AUGUST 25, 1966

MR, AND MRS. HENRY JOJOLA are proud of their four sons in service. First Lt. Raymond Jojola, 26, with the Air Force at Laredo, Texas, graduated from New Mexico Tech in 1964, joined the Air Force in August that year, took basic training at Lackland Air Force Base, Texas, studied meteorology at Texas A&M University, was commissioned second lieutenant Nov. 11, 1964, and first lieutenant May 10, 1966. Henry Jr., 22, 1962 Socorro High School graduate, member of Socorro Battery C, New Mexico Army National Guard, taking six months’ basic training at Ft. Bliss. Vincent, 23, petty officer third class on the USS Ajax, a repair ship is a 1962 SHS graduate who joined the Navy is stationed in Sasebo, Japan. Lucas, 18, 1965 SHS graduate, joined the Navy that year and is on the USS Gunston Hall, a repair ship.

Four Jojola sons serve the country.



  • Chuck Roast $.48 a pound
  • Pork Sausage $.49 a pound roll
  • Beef Roast$.59 a pound
  • Arm Roast $.69 a pound

AUGUST 27, 1968

STATE POLICE OFFICER Fred Caldwell investigated a fatal accident which was reported to the State Police at about 12:40 a.m. Sunday. The report stated that a vehicle traveling south on I-25 driven by a 19-year-old man of Socorro, went off the roadway on the left, moved back on the roadway from the shoulder, went back to the left shoulder and rolled over three times in the median. The driver was pronounced dead on arrival at the hospital. There was one passenger in the vehicle who was treated and released from the hospital. An officer said the accident was contributed to high speed. Both young men had weekend passes from the National guard encampment near El Paso.

AUGUST 29, 1968

PERCY SICKLES, assistant juvenile officer, spoke at Socorro High School before a general assembly of the students. He told the students that from now on first offenders of traffic violations will lose their drivers’ licenses for 30 days- and according to the seriousness of violations, second an third offenses would cause the juvenile driver to lose his license for longer periods of time. He also said that names of offenders will be published. Sickles said that juvenile traffic offenses have reached an alarming rate.

AUGUST 26, 1969

A SOCORRO ELECTRIC CO-OP EMPLOYEE narrowly escaped serious injury while working on a transformer at New Mexico Tech. Sustaining burns on the arms and feet was a man who was revived from a severe electrical shock by artificial resuscitation. Udell Vigil related to Defensor Chieftain that a crew from the Co-Op was making connections on a transformer at the college when a nut was dropped into the transformer.

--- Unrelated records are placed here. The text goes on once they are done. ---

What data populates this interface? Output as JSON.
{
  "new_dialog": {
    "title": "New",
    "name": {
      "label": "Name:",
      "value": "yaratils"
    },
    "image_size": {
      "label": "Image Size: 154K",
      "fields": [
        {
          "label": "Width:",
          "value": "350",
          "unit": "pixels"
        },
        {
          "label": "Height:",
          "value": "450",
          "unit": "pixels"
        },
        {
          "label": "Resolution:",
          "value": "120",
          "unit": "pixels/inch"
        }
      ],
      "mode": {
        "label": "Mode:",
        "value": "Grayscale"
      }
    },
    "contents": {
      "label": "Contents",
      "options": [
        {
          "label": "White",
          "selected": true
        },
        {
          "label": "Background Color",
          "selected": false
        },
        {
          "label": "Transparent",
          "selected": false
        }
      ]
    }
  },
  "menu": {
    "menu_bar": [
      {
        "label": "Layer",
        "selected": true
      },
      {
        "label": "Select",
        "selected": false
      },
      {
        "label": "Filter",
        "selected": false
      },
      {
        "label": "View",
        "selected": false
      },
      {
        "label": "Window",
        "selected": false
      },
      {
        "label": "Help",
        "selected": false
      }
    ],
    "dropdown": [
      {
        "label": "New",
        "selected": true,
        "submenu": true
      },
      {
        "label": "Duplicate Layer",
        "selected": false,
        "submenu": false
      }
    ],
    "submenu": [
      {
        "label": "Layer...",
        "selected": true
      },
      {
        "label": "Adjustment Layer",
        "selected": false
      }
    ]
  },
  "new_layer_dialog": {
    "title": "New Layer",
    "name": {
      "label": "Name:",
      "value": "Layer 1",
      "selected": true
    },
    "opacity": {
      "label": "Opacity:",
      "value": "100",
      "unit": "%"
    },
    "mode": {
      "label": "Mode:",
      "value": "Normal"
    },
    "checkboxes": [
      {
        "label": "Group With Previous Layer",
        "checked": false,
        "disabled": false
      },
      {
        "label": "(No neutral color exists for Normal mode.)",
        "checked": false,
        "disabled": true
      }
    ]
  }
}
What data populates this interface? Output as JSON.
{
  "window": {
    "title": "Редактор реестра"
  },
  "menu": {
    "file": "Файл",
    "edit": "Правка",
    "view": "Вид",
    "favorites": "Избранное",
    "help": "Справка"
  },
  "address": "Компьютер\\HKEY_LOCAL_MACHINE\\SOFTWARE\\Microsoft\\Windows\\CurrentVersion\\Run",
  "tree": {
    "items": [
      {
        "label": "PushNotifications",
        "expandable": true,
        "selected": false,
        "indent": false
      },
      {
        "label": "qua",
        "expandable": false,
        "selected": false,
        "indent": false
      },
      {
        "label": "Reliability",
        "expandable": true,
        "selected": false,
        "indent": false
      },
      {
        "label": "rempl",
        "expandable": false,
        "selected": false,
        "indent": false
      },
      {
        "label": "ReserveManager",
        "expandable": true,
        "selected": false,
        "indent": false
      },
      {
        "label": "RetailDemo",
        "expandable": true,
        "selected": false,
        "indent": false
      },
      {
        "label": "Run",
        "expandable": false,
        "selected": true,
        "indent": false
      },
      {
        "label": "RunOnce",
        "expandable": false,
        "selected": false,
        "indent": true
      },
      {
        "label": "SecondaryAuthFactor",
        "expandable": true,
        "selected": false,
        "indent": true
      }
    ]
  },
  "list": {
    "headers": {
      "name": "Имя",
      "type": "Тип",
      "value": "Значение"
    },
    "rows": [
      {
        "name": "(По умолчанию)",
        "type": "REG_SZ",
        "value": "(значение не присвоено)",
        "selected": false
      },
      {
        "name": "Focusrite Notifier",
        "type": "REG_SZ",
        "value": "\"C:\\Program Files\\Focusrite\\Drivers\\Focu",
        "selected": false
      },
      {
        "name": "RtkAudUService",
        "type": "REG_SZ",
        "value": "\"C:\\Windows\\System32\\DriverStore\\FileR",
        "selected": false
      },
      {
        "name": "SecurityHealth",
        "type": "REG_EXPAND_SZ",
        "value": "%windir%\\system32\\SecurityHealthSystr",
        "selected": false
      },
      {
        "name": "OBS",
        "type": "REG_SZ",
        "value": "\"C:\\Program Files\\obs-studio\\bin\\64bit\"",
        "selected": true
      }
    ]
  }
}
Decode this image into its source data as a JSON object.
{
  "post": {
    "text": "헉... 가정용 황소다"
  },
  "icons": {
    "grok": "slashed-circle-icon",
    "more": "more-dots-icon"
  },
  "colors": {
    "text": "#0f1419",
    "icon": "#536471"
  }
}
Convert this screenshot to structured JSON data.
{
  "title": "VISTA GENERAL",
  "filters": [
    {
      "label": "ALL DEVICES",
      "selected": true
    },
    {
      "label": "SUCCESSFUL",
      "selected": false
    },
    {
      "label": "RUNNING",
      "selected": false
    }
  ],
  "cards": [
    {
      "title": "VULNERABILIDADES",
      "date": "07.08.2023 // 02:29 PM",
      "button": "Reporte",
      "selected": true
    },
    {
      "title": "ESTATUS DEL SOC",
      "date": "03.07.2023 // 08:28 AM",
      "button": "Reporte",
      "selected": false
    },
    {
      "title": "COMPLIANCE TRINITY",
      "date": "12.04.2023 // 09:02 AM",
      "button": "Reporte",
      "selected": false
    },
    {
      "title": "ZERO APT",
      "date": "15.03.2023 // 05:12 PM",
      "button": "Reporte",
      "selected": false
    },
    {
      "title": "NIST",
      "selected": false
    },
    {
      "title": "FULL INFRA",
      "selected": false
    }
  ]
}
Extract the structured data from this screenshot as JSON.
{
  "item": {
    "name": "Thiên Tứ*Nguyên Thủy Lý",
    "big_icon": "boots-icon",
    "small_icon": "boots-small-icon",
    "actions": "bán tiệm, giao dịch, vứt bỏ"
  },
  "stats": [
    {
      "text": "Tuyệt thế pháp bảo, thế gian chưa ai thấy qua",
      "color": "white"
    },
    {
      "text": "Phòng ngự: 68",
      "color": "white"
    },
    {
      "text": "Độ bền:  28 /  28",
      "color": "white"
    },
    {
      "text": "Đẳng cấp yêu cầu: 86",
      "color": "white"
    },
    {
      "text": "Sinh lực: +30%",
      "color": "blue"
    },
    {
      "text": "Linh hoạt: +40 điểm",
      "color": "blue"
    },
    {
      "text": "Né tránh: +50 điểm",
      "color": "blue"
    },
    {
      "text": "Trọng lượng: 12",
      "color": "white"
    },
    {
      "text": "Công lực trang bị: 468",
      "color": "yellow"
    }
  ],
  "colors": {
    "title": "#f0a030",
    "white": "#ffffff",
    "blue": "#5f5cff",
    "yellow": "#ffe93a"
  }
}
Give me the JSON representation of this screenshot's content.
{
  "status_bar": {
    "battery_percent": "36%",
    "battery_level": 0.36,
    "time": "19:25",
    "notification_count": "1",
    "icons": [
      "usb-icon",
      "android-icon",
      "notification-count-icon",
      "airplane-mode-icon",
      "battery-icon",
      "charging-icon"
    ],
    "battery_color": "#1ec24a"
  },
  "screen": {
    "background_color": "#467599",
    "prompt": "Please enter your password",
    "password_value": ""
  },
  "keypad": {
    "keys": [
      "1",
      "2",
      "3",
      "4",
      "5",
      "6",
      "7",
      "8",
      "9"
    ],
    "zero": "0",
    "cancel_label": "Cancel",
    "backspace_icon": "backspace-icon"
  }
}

A workman picked it up the nut, and in passing it to man, the metal drew an aro from the 7200-volt power source. Reflexively, the man jumped back brushing his arm against the transformer from which he received the shock. Mouth-to-mouth breathing was administered prior to the arrival of the ambulance.  Following treatment at Socorro General Hospital, an electrocardiogram disclosed that the man sustained no internal injury.

EARLE AND HOLM BURSUM III gave an old-fashioned barbeque, inviting some 300 guests to the occasion of which was also Holm’s birthday. As the Bursums expressed it, it was a “thank you” party for the help of many who assisted us in many ways during the construction and remodeling of their new home, formerly the Edelen property.  Also, all the neighbors for blocks around were included, in addition to their many friends. The chef for the barbeque was Lucas Garcia who is famous for his pit-cooked beef. His young daughter assisted in preparing the tossed salad, and of course, there were beans and chile plus three birthday cakes.

Chieftain Staff Report